Visa aimed to raise brand awareness in the Rio market by delivering Olympic-themed 'Zero-speed' Takeovers to drivers when they were at a complete stop.
August’s Rio Olympics may seem like a distant memory to spectators and viewers, but to brands and the tech marketing companies working with them, the insights are just coming in.
Driving navigation app Waze provided several examples of how it tied its global marketing reach to its broad Olympics-focused marketing programs both in the US and in Rio during the games.
While it can be difficult to tie a brand’s fortunes to such an intensely viewed event — in essence, advertisers are practically competing for the same spectators’ limited attention — Waze showed how it could command interest without interrupting the main event among the 1 million visitors.
Since use of the Waze app spiked between midnight and 5am, the Google-owned company was able to demonstrate its resonance with consumers leading an active nightlife throughout the festivities — and at least for those moments, no one was distracted by the athletic competitions.
Credit card provider Visa took advantage of driving navigation app Waze’s Olympics marketing programs in Rio to increase brand awareness in the Brazilian city by delivering Olympic-themed Zero-speed Takeovers to drivers when they were at a complete stop.
In general, when major events like the Olympics take place, Waze becomes even more important to helping drivers through their traffic and purchase decisions, a Waze rep told GeoMarketing. In fact, Waze’s data from the Rio Olympics shows that among the most trafficked destinations in Brazil, four categories are related to businesses: airports, restaurants, hotels, and retail.

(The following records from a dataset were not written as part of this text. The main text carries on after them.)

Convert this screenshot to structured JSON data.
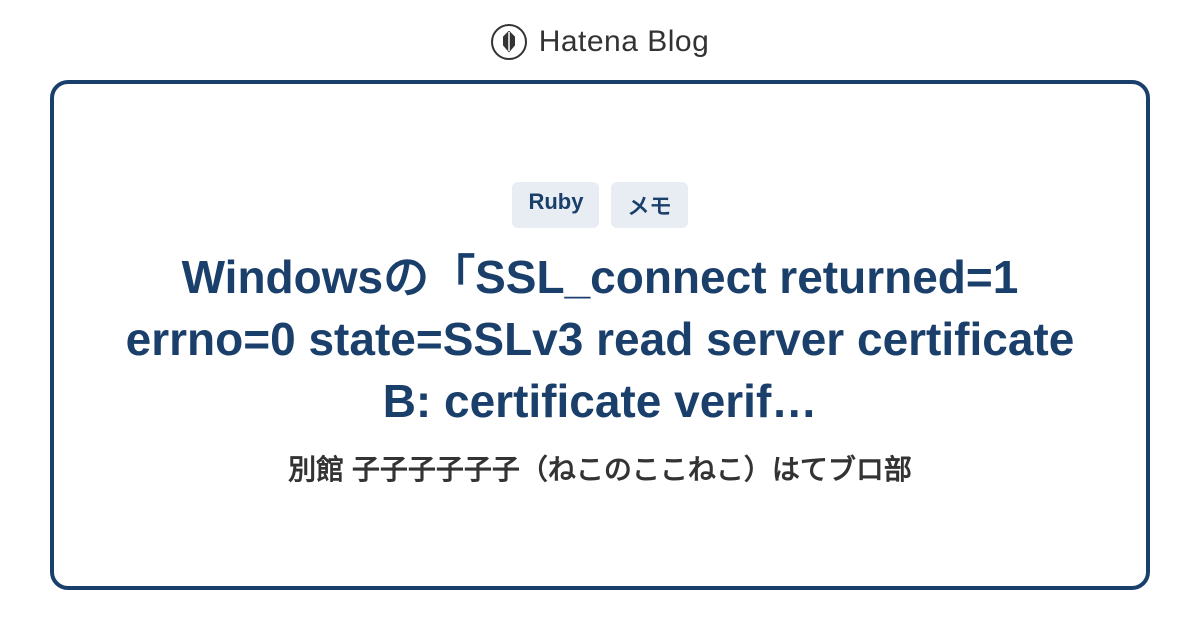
{
  "header": {
    "service_name": "Hatena Blog"
  },
  "card": {
    "tags": [
      "Ruby",
      "メモ"
    ],
    "title": "Windowsの「SSL_connect returned=1 errno=0 state=SSLv3 read server certificate B: certificate verif…",
    "blog_name": "別館 子子子子子子（ねこのここねこ）はてブロ部"
  }
}
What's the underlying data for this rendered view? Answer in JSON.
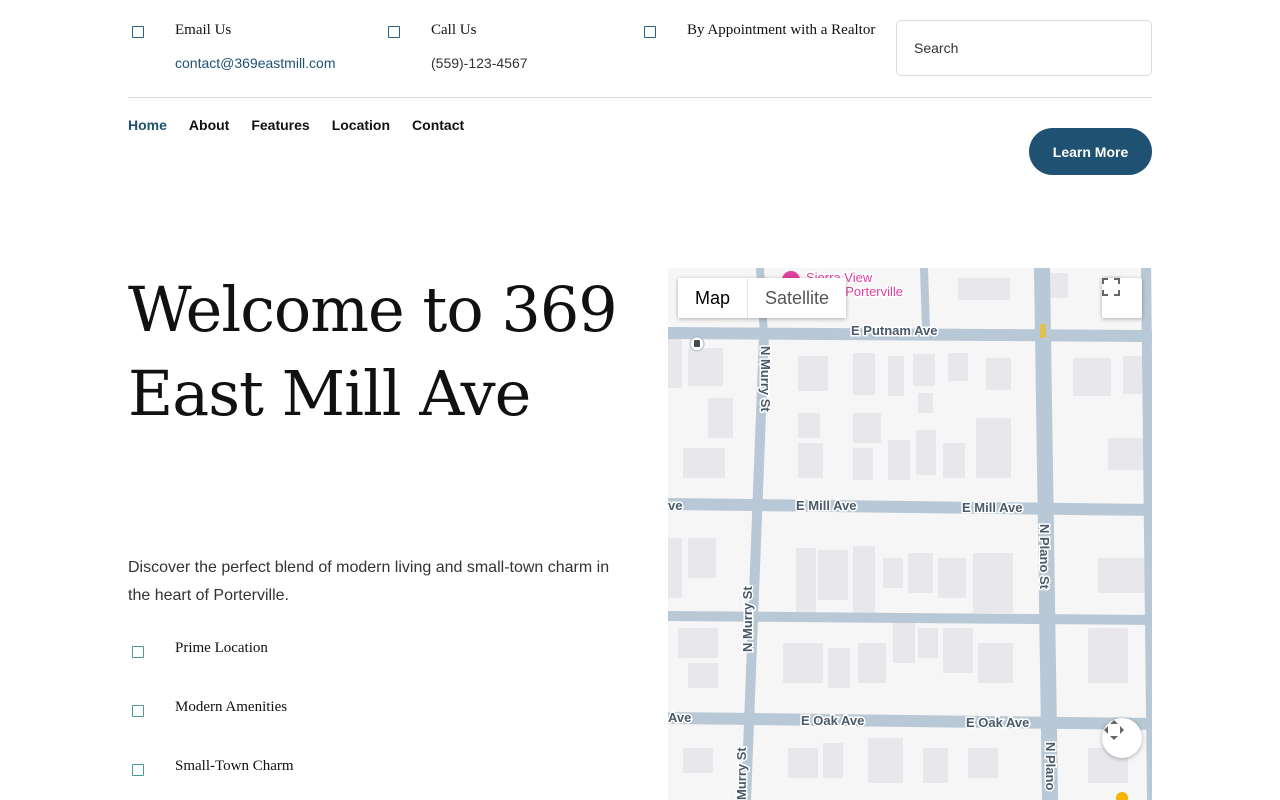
{
  "contacts": [
    {
      "title": "Email Us",
      "value": "contact@369eastmill.com"
    },
    {
      "title": "Call Us",
      "value": "(559)-123-4567"
    },
    {
      "title": "By Appointment with a Realtor",
      "value": ""
    }
  ],
  "search": {
    "placeholder": "Search"
  },
  "nav": [
    "Home",
    "About",
    "Features",
    "Location",
    "Contact"
  ],
  "cta": {
    "learn_more": "Learn More"
  },
  "hero": {
    "title": "Welcome to 369 East Mill Ave",
    "description": "Discover the perfect blend of modern living and small-town charm in the heart of Porterville."
  },
  "features": [
    "Prime Location",
    "Modern Amenities",
    "Small-Town Charm"
  ],
  "map": {
    "type_map": "Map",
    "type_satellite": "Satellite",
    "poi": [
      "Sierra View",
      "t Porterville"
    ],
    "streets": {
      "putnam": "E Putnam Ave",
      "mill": "E Mill Ave",
      "oak": "E Oak Ave",
      "mill_edge": "ve",
      "oak_edge": "Ave",
      "murry": "N Murry St",
      "murry_mid": "N Murry St",
      "murry_low": "Murry St",
      "plano": "N Plano St",
      "plano_low": "N Plano"
    }
  },
  "colors": {
    "accent": "#1f5172",
    "road": "#b9c8d6",
    "building": "#e8e8ec",
    "poi": "#e040a0"
  }
}
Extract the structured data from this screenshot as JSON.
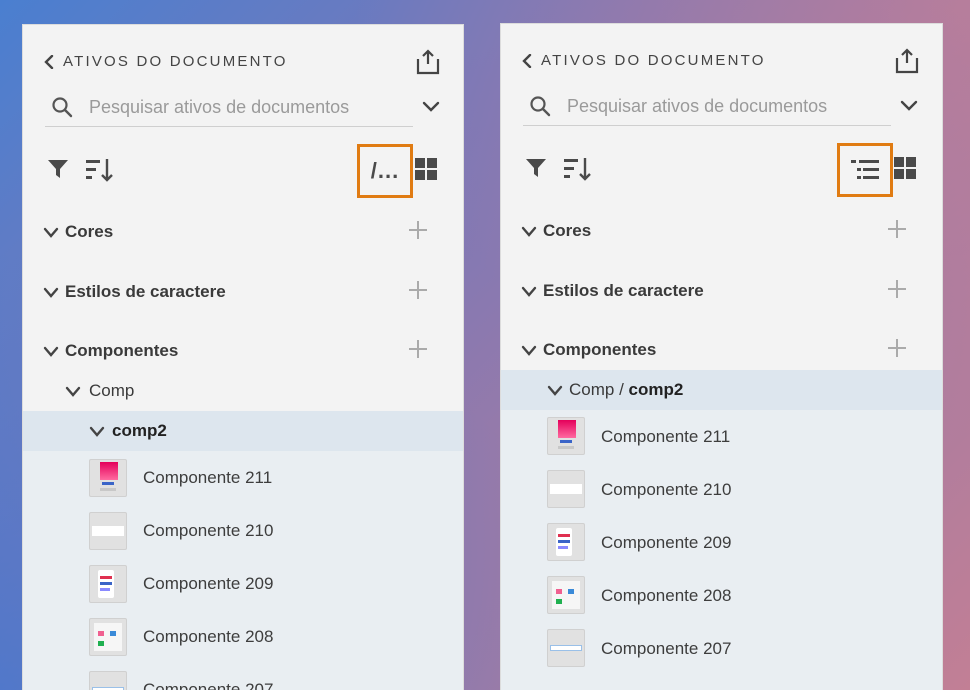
{
  "left": {
    "title": "ATIVOS DO DOCUMENTO",
    "search_placeholder": "Pesquisar ativos de documentos",
    "path_toggle_glyph": "/...",
    "sections": [
      "Cores",
      "Estilos de caractere",
      "Componentes"
    ],
    "folder_parent": "Comp",
    "folder_child": "comp2",
    "items": [
      "Componente 211",
      "Componente 210",
      "Componente 209",
      "Componente 208",
      "Componente 207"
    ]
  },
  "right": {
    "title": "ATIVOS DO DOCUMENTO",
    "search_placeholder": "Pesquisar ativos de documentos",
    "sections": [
      "Cores",
      "Estilos de caractere",
      "Componentes"
    ],
    "folder_parent": "Comp",
    "folder_separator": " / ",
    "folder_child": "comp2",
    "items": [
      "Componente 211",
      "Componente 210",
      "Componente 209",
      "Componente 208",
      "Componente 207"
    ]
  },
  "colors": {
    "highlight": "#e07b12",
    "selected_row": "#dde6ee",
    "list_bg": "#e9eef2"
  },
  "icons": [
    "chevron-left-icon",
    "share-icon",
    "search-icon",
    "chevron-down-icon",
    "filter-icon",
    "sort-icon",
    "grid-view-icon",
    "tree-view-icon",
    "plus-icon"
  ]
}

Visa ensured their payment option was top of mind for drivers throughout the festivities as they went about their day — Waze now acts as the provider of the best route to your destination and the digital billboard people see along the way.
“Advertisers and marketers want to be a part of major events to drive brand awareness, but many end up lost in the clutter of campaigns,” said Jordan Grossman, Waze’s head of North America Sales. “With Waze, we continue to help brands use the context of a drive to connect with users in real time, enhancing our users’ overall driving experience by providing brands with the opportunity to connect in an authentic way. Brands can also benefit from the driving behavior insights we garnered during the Games to inform strategy on future major traffic event campaigns such as the Super Bowl.”
The impact on Visa’s marketing was not limited to Rio residents. As Waze noted, among international visitors, Americans had the highest number of navigations in Rio during August, at 51 percent (Portugal trailed in second place at 4.4 percent and France had 4.1 percent).
It’s important to note that Waze is not just focused on getting people from one point to another quickly. Apart from other mapping and navigation platforms, Waze is also a social media app, and the sharing that its 65 million global users do is vastly different from the marketing on Facebook, Instagram, Twitter, or Pinterest.
“Social app adoption is not limited to sharing and consuming content—many apps designed for utility now include social and sharing opportunities,” Ana Sofia Reis and Flavia Rosario write on Waze’s blog, The Compass, in their wider overview of the app’s marketing work during Rio.